The novel sizzles from page one when Polly meets handsome stranger Adam in a bar in Delaware. Polly is obviously on the run from it's unclear who or what is chasing her. Sparks fly between Polly and Adam, but there is something else as work in this relationship. The real fun for the reader is trying to figure out what these two people are up to—because they are definitely up to something.

The ending came as a total surprise and was eminently satisfying, in a dark sort of way.

Somewhere out there, James Cain must be smiling.


A man can live his whole life following the rules set down by happenstance and the cash-coated bait of security-cosseted morality; an entire lifetime and in the end he wouldn’t have done one thing to be proud of.” 
― Walter Mosley

Down the River unto the Sea is a private eye tale told as only Walter Mosley can tell it. PI Joe King Oliver has had a run of bad luck. Thirteen years earlier, while a detective with NYPD, the black detective was framed for the rape of a white woman. After spending three months in solitary confinement at Rikers, the charges were dropped, but by this time his life was smashed. He lost not only his wife and his job, but something of himself. When he gets the chance to find out who was responsible for the frame, he musters his courage and the story takes flight.

I loved every page and I especially loved this soft-spoken PI who finds his way through a racist reality with grace and humor.

I'm finishing with the only nonfiction entry--Killers of the Flower Moon: The Osage Murders and the Birth of the FBI


“History is a merciless judge. It lays bare our tragic blunders and foolish missteps and exposes our most intimate secrets, wielding the power of hindsight like an arrogant detective who seems to know the end of the mystery from the outset.” 
― David Grann

In the 1870s the Osage people were driven from their ancestral land in what is now Kansas to a presumably useless land. When oil was discovered on their new homeland, prospectors had to pay the Osage Tribe in order to drill. By the early 1920s the Osage had become some of the richest people on earth. However, full-blooded Osage were considered incapable of handling such wealth and so a white guardian was assigned to “protect” his or her interest. 

It was the perfect setup for an unscrupulous white to take advantage of his Osage neighbors. As one white man observed, “The Osage Indians are becoming so rich that something will have to be done about it.”

Something was done. The Osage were married or befriended and then murdered. It’s still not certain how many were slaughtered.
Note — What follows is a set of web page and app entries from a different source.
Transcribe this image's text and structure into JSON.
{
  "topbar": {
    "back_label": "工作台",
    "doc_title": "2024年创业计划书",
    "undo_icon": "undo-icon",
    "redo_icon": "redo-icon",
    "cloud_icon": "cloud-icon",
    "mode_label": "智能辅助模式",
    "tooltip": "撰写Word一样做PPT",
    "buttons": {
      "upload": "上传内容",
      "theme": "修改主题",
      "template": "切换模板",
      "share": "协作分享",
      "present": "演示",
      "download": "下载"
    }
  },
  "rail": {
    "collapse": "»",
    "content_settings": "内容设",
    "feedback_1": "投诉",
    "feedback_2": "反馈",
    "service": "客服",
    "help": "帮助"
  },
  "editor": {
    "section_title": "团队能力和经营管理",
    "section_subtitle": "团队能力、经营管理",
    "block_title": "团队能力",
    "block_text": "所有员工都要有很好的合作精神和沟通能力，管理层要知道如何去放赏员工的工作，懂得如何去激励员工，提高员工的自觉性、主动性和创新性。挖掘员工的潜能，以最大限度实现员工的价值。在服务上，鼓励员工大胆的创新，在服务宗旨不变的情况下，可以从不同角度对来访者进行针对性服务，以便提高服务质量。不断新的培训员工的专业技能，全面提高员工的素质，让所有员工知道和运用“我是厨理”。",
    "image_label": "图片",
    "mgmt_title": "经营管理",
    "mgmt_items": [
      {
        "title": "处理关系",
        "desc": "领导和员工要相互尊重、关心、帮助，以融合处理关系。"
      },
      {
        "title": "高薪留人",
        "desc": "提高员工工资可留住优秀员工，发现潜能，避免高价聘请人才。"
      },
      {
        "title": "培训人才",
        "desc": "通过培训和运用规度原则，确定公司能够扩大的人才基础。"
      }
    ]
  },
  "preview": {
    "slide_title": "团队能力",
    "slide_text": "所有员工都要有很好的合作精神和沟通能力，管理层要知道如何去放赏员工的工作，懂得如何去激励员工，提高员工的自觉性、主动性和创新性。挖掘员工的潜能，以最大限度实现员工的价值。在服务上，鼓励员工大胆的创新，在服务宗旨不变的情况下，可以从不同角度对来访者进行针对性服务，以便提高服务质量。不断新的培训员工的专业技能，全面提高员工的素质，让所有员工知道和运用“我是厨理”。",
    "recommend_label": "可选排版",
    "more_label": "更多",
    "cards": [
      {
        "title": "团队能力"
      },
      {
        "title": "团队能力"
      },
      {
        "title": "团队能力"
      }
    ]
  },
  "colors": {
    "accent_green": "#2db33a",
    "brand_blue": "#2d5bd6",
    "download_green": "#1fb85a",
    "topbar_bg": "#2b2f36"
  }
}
Between 1907 and 1923, the Osage death rate was more than one and a half times higher than the death rate for whites, when, with their higher standard of living, should by all rights have been lower. Eventually, the nascent FBI was sent to investigate since local law enforcement was either involved in the killings or simply ignored them.

Grann constructs his story through the prism of a single family, but even so there are scores of characters. A consummate researcher, he provides valuable context on everything from the state of forensic pathology in the early 1920s to the boarding schools that young Native Americans were forced to attend. All of this paints a shocking and horrifying picture of a community of willful executioners, who were either active in the murderous conspiracy or turned a blind eye.


If there is a hero in this story, it is Tom White, the frontier lawmen who uncovered a murder conspiracy, with one man at its center. A mote of justice was achieved when this man was convicted, but Hoover had no interest in shining too bright of a light on the other murders against the Osage. To him, the investigation was simply a means to promote his new “Bureau.” Once that was achieved, Osage were of no more use to him.

Killers of the Flower Moon is nonfiction that reads like fiction, with a cast of memorable characters one might find in the pages of a thriller. But because this story is true, its impact is more profound and heartrending than any fiction could ever be—a true American tragedy.